NASA Captures Northern Lights In New Stunning Photo
Nothing can surpass a more spectacular light show than nature itself as seen in the Northern Lights in Canada.
Fox News reported that NASA's Suomi NPP spacecraft captured the Northern Lights, also known as aurora borealis, across the auroral oval: Alberta, British Columbia, Manitoba, Nunavut, Saskatchewan and Northwest Territories on Dec. 22, the night after the winter solstice. Through the use of the day-night band (DIB) of the Visible Infrared Imaging Radiometer Suite (VIRS), the stunning swirls of clouds 512 miles above the Earth were shown in a black and white photo.
According to NASA, the aurora borealis is a result of a strong solar wind stream stirring up from the Sun's energetic particles colliding with the Earth's magnetic field.
"The collision of solar particles and pressure into our planet's magnetosphere accelerates particles trapped in the space around Earth (such as in the radiation belts)," the space agency explained in its statement. "Those particles are sent crashing down into Earth's upper atmosphere-at altitudes of 100 to 400 kilometers (60 to 250 miles)-where they excite oxygen and nitrogen molecules and release photons of light. The results are rays, sheets, and curtains of dancing light in the sky."
As per previous studies, these oxygen molecules release green lights while nitrogen produces orange or red lights.
These energetic particles coming down from the Earth's magnetosphere to the gases of the upper atmosphere were detected by the DNB, which specializes in capturing dim light signals like auroras, gas flares, airglows and reflected moonlight.
Although these solar wind events often occur in Canada, the most spectacular solar storms apparently happen every 11 years, NASA researchers reported.

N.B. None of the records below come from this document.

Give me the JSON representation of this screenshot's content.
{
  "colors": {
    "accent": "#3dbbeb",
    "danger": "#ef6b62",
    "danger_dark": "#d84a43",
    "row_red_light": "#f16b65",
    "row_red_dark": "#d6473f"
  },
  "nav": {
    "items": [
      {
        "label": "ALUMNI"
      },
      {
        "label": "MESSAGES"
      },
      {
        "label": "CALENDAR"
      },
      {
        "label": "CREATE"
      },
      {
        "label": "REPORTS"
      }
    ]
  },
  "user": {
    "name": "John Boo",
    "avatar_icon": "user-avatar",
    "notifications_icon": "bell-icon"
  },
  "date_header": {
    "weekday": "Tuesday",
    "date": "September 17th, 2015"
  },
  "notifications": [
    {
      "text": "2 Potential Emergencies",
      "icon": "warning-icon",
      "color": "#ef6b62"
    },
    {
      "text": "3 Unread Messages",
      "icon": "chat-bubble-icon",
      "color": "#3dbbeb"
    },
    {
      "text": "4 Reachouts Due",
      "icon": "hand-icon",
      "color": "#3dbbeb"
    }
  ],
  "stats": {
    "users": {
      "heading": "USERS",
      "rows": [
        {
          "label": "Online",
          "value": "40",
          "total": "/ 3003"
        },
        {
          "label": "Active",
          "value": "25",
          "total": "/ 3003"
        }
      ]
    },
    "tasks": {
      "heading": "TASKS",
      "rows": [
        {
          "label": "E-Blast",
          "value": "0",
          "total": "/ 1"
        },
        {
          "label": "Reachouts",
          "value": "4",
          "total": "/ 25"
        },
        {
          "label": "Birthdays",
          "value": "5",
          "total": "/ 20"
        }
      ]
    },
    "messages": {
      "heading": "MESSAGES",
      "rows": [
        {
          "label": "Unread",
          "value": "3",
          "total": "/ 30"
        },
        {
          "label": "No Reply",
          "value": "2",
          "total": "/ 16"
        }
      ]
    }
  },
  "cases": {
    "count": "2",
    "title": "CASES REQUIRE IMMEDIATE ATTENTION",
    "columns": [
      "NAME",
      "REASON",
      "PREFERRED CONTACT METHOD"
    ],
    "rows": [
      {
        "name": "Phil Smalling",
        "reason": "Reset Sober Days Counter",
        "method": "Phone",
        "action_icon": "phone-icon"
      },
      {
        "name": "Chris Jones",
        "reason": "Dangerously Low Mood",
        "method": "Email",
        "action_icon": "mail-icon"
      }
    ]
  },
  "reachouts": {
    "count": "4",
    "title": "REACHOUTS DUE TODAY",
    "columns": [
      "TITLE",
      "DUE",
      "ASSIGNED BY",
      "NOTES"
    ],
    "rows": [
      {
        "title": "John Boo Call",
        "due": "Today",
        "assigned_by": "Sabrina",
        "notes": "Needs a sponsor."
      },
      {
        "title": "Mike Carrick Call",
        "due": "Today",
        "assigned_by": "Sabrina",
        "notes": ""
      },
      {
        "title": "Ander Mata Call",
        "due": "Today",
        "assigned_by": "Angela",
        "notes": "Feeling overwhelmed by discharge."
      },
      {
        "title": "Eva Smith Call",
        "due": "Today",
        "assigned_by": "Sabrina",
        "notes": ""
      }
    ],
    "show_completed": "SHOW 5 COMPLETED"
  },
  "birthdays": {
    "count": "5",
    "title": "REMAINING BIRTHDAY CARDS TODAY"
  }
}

The last cycle peaked back in 2013 despite the Sun's lowest record of solar maximum in a century.
The Northern Lights' next cycle peak will occur in 2024.
— NASA (@NASA) December 27, 2016